*Task item*: All the data below goes into the copy word for word, but the pictures don't.

== Supplied data

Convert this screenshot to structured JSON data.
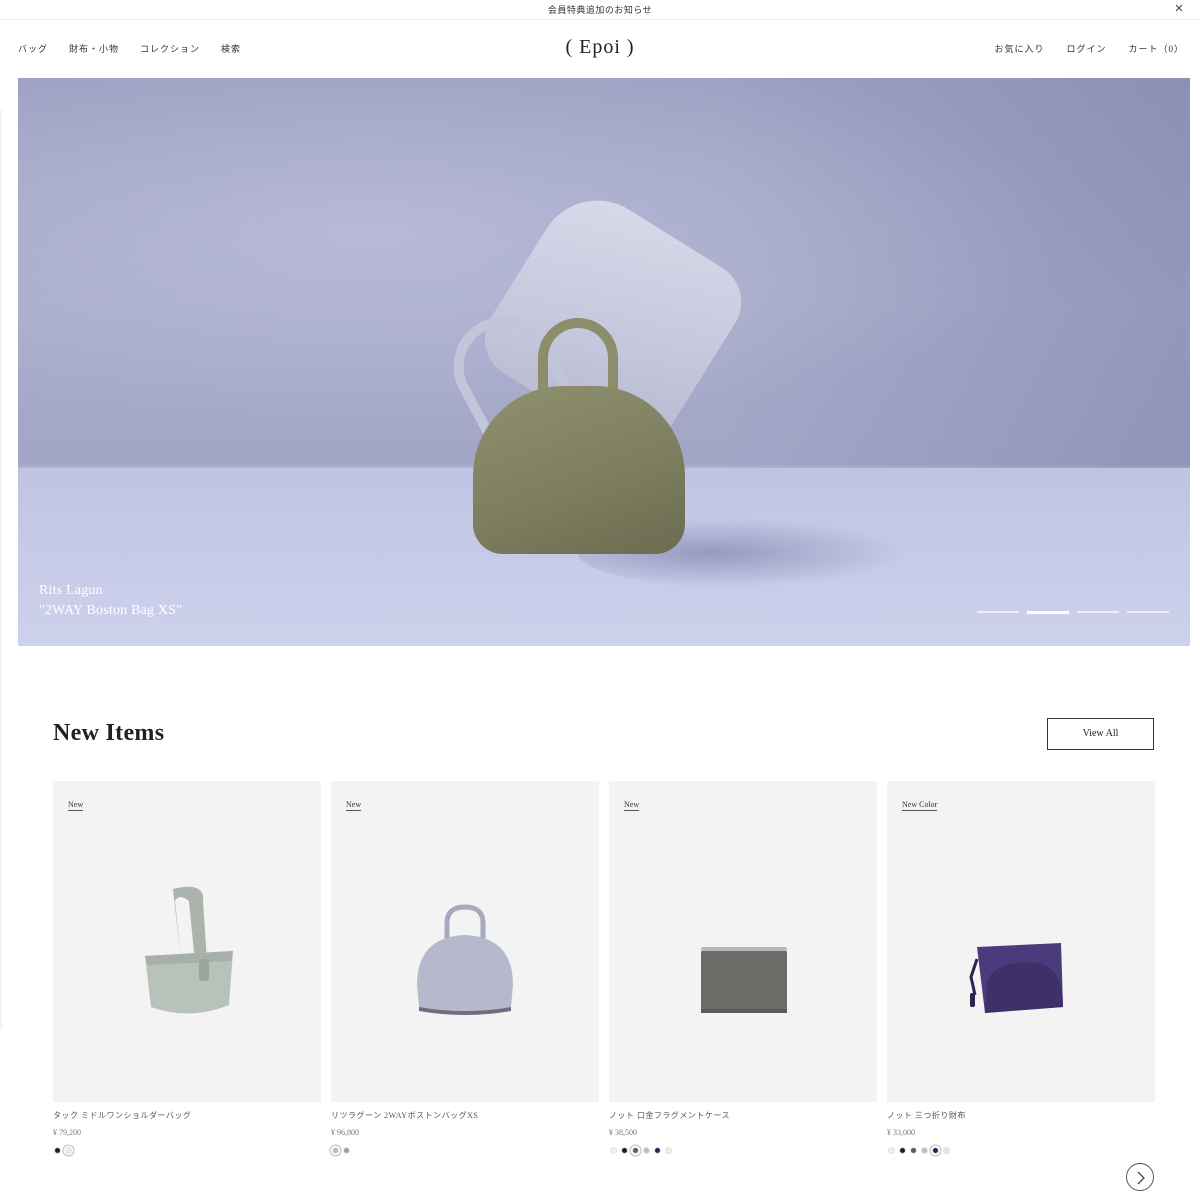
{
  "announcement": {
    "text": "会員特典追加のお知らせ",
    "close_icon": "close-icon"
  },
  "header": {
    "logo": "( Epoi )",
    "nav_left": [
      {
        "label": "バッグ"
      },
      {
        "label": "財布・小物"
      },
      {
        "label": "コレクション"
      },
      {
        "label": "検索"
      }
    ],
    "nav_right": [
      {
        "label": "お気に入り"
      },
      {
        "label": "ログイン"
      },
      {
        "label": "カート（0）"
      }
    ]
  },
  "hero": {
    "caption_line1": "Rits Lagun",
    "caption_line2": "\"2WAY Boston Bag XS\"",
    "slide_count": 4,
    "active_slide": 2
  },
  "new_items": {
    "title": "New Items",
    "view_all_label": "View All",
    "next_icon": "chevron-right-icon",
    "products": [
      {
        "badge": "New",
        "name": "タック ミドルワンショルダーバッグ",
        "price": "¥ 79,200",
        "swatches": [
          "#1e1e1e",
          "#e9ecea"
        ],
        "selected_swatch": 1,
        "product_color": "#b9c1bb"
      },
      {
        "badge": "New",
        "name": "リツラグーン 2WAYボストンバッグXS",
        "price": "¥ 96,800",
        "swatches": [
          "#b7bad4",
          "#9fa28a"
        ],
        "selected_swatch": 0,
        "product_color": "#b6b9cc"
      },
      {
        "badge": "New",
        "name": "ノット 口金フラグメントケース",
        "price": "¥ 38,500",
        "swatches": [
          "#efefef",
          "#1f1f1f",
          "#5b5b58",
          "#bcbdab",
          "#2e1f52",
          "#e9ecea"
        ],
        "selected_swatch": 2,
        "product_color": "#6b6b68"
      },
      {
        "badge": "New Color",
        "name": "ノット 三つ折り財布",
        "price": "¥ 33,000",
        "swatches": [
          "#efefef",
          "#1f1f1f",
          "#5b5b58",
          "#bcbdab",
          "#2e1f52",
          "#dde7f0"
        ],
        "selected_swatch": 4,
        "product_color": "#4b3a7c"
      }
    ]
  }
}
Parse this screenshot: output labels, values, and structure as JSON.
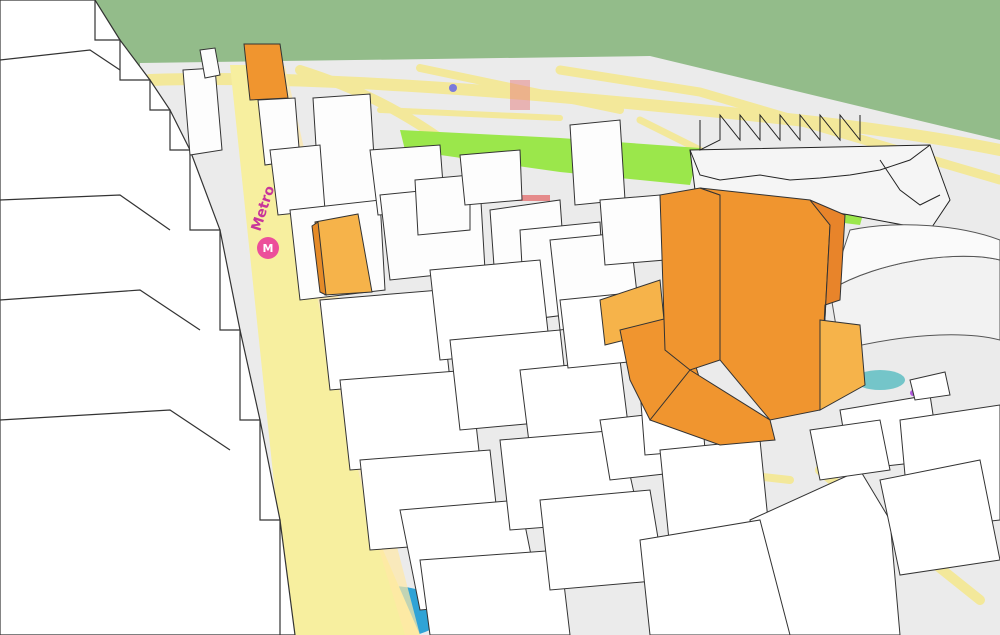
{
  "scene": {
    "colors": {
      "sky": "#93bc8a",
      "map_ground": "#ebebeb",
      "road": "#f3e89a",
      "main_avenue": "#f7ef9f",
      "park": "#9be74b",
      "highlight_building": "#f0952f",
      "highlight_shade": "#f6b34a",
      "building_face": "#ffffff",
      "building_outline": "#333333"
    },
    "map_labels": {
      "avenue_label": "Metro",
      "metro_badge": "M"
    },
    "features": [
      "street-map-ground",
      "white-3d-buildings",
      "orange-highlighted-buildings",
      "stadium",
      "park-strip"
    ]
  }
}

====

*Worked solution*:
Convert this screenshot to structured JSON data.
{
  "announcement": {
    "text": "会員特典追加のお知らせ",
    "close_icon": "close-icon"
  },
  "header": {
    "logo": "( Epoi )",
    "nav_left": [
      {
        "label": "バッグ"
      },
      {
        "label": "財布・小物"
      },
      {
        "label": "コレクション"
      },
      {
        "label": "検索"
      }
    ],
    "nav_right": [
      {
        "label": "お気に入り"
      },
      {
        "label": "ログイン"
      },
      {
        "label": "カート（0）"
      }
    ]
  },
  "hero": {
    "caption_line1": "Rits Lagun",
    "caption_line2": "\"2WAY Boston Bag XS\"",
    "slide_count": 4,
    "active_slide": 2
  },
  "new_items": {
    "title": "New Items",
    "view_all_label": "View All",
    "next_icon": "chevron-right-icon",
    "products": [
      {
        "badge": "New",
        "name": "タック ミドルワンショルダーバッグ",
        "price": "¥ 79,200",
        "swatches": [
          "#1e1e1e",
          "#e9ecea"
        ],
        "selected_swatch": 1,
        "product_color": "#b9c1bb"
      },
      {
        "badge": "New",
        "name": "リツラグーン 2WAYボストンバッグXS",
        "price": "¥ 96,800",
        "swatches": [
          "#b7bad4",
          "#9fa28a"
        ],
        "selected_swatch": 0,
        "product_color": "#b6b9cc"
      },
      {
        "badge": "New",
        "name": "ノット 口金フラグメントケース",
        "price": "¥ 38,500",
        "swatches": [
          "#efefef",
          "#1f1f1f",
          "#5b5b58",
          "#bcbdab",
          "#2e1f52",
          "#e9ecea"
        ],
        "selected_swatch": 2,
        "product_color": "#6b6b68"
      },
      {
        "badge": "New Color",
        "name": "ノット 三つ折り財布",
        "price": "¥ 33,000",
        "swatches": [
          "#efefef",
          "#1f1f1f",
          "#5b5b58",
          "#bcbdab",
          "#2e1f52",
          "#dde7f0"
        ],
        "selected_swatch": 4,
        "product_color": "#4b3a7c"
      }
    ]
  }
}
Parse this screenshot: output labels, values, and structure as JSON.
{
  "scene": {
    "colors": {
      "sky": "#93bc8a",
      "map_ground": "#ebebeb",
      "road": "#f3e89a",
      "main_avenue": "#f7ef9f",
      "park": "#9be74b",
      "highlight_building": "#f0952f",
      "highlight_shade": "#f6b34a",
      "building_face": "#ffffff",
      "building_outline": "#333333"
    },
    "map_labels": {
      "avenue_label": "Metro",
      "metro_badge": "M"
    },
    "features": [
      "street-map-ground",
      "white-3d-buildings",
      "orange-highlighted-buildings",
      "stadium",
      "park-strip"
    ]
  }
}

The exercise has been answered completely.